In the prototype modeled after the ThinkPad T40, IBM incorporates a hinged display that can be raised up to three inches above the keyboard. The keyboard itself can slide forward and tilt as well. In the second prototype, modeled after desktop computers, the monitor can be raised and lowered, but the keyboard is detachable and wireless. Currently, both are just models; no production date has been announced.
Apparently, no production date was ever announced, because to our knowledge, IBM never produced models with these features.
Jeannie Croasmun also wrote an article (2002) about the heat produced by laptops, an article which we can humbly say had a big influence on an industry change in terminology (the article was picked up by Google as a featured news article, resulting in so much traffic that our servers crashed). In Got a Hunk of Burning Love? Could Be Coming From Your Laptop, Croasmun describes a true case:
… the 50-year-old unnamed scientist reported a “burning sensation” after using his laptop computer situated on his lap for about an hour while writing a report.
The scientist noticed irritation and redness, but until he was examined by a doctor the following day, he didn’t realize the scope of the damage done by his computer …
We’re not supposed to call them laptops anymore. They’re now called notebooks. (Don’t tell anyone, but I’m typing this article with my notebook on my lap, with a real notebook between the notebook and my lap as a heat shield, so I won’t be following the path of the unfortunate scientist described above.)
So, here we are seven years after the IBM prototypes, and we’re still getting concept designs. No word whether this is headed toward a marketable product, but at least someone is thinking about it. Here’s a concept by designer Vincent Liew:

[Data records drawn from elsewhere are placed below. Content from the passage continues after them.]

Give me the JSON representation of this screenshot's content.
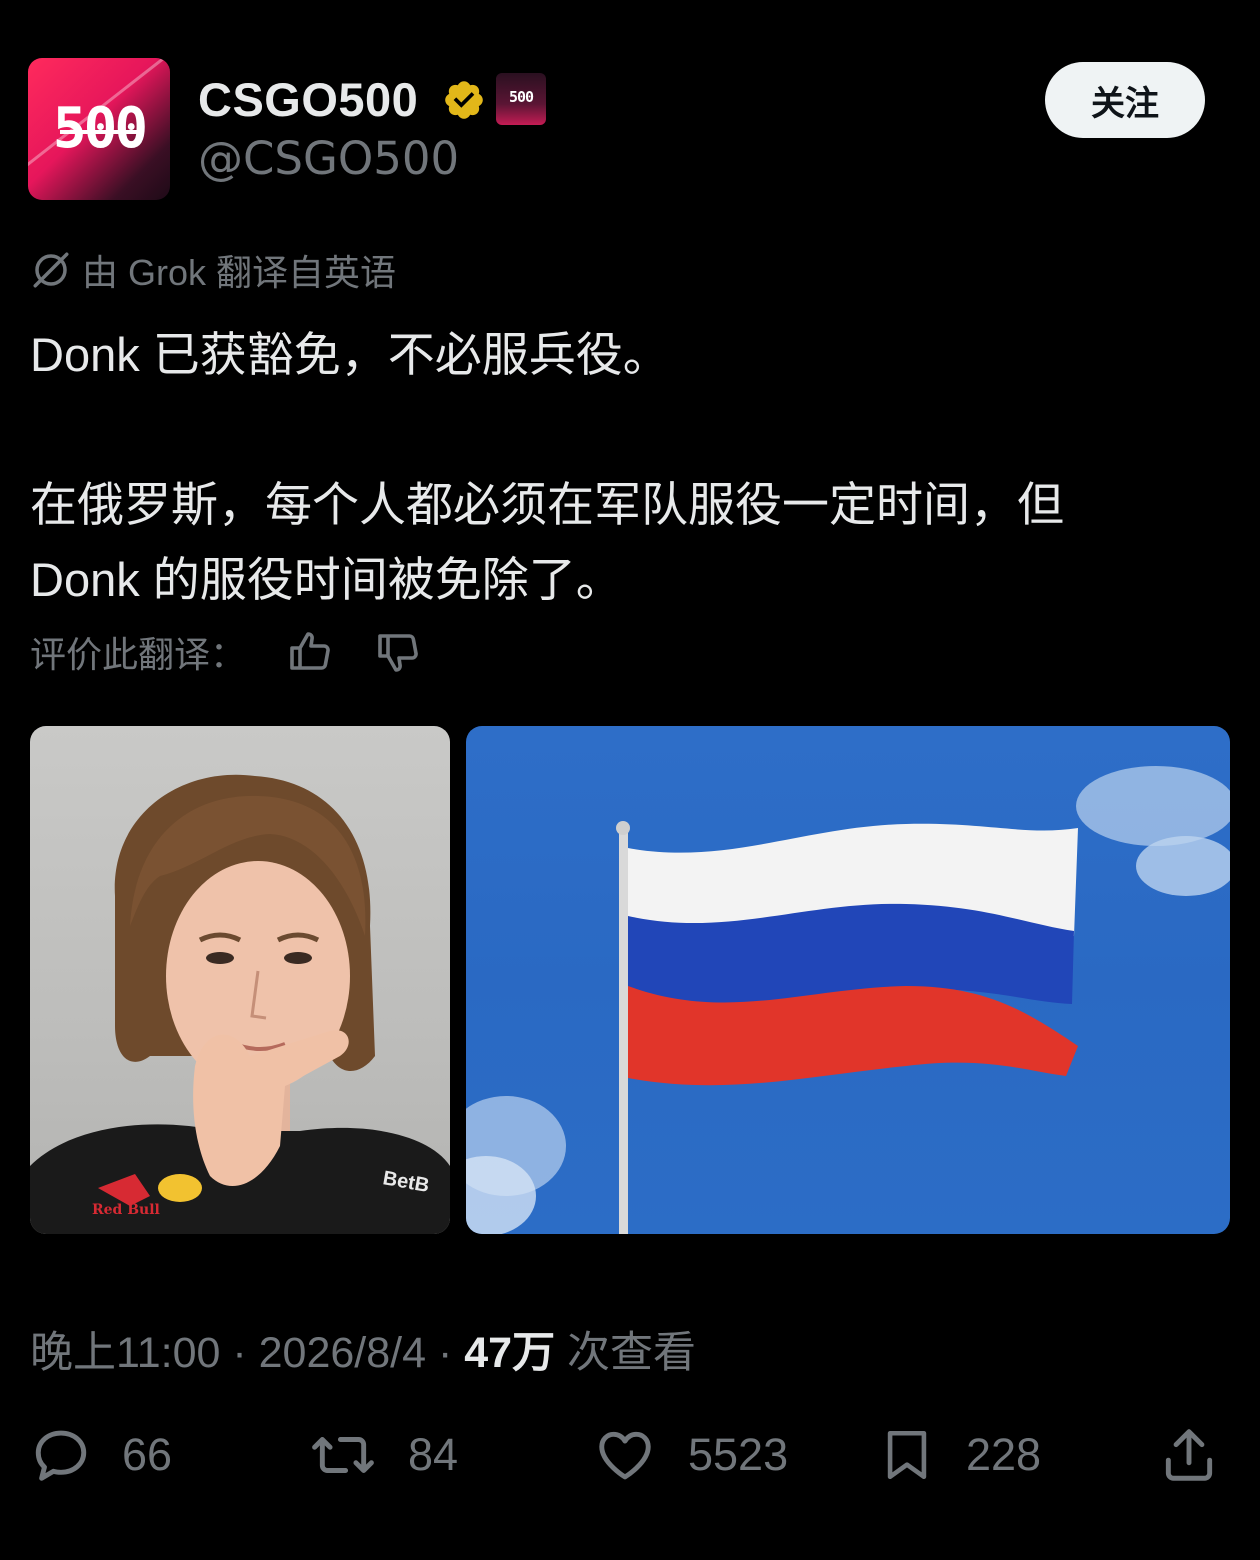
{
  "user": {
    "avatar_text": "500",
    "display_name": "CSGO500",
    "handle": "@CSGO500",
    "badge_text": "500",
    "verified_icon": "verified-badge-icon"
  },
  "follow_label": "关注",
  "translation_note": "由 Grok 翻译自英语",
  "tweet": {
    "line1": "Donk 已获豁免，不必服兵役。",
    "line2": "在俄罗斯，每个人都必须在军队服役一定时间，但",
    "line3": "Donk 的服役时间被免除了。"
  },
  "rate_label": "评价此翻译：",
  "images": {
    "left_shirt_text": "BetB",
    "left_logo_text": "Red Bull"
  },
  "meta": {
    "time": "晚上11:00",
    "sep1": " · ",
    "date": "2026/8/4",
    "sep2": " · ",
    "views": "47万",
    "views_label": " 次查看"
  },
  "actions": {
    "replies": "66",
    "reposts": "84",
    "likes": "5523",
    "bookmarks": "228"
  },
  "colors": {
    "background": "#000000",
    "text": "#e7e9ea",
    "muted": "#71767b",
    "verified": "#e2b719"
  }
}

With technological advancements this portable device initially designed to keep us connected anywhere and everywhere in transit is fast replacing its desktop counterpart. However, there are some physical ergonomic issues related to laptop which violate the basic ergonomic posture for using a laptop. Designer Vincent Liew has come up with a new industrial product which confronts these problems with the mechanism of hinge and layering extension to improve the arm and eye screen level comfort. The redesigned industrial product has a flexible mechanism with hinge and layering extension to improve the adjustability between laptop display monitor and input device keyboard. The hinges provide layers of three different height adjustment layers so that the users no longer have to compromise screen display distance for arm comfort or have large eye screen distance with extended arm.
See images of this adjustable laptop …
Are there any entrepreneurs out there? Instead of waiting for manufacturers who continue to neglect ergonomics in their designs — at their own peril, I might add — maybe some enterprising ergonomists and designers should set a new bar based on human-centered design — ergonomics — rather than remaining mired in technology-centered designs that fail to meet real user needs and experiences. Any takers?
Curved Monitor/Split Keyboard Laptop (Notebook) Prototype
Technology that will allow for curved or even flexible displays is steadily advancing (e.g., we’ve profiled inorganic light-emitting diode technology (ILEDs)). Here’s a prototype that uses organic light-emitting diode technology (OLED) in a shaped laptop that’s curved in such a way that they are able to build in a slightly split keyboard. Here’s their claim:
The key innovation behind Arc’s technology is the combination of a curved display and keyboard providing a powerful synergistic user experience, enhanced visual and listening experience, and an ergonomically correct typing posture which is far superior to the current designs on the market today.
Read more and see videos of the Arc in action …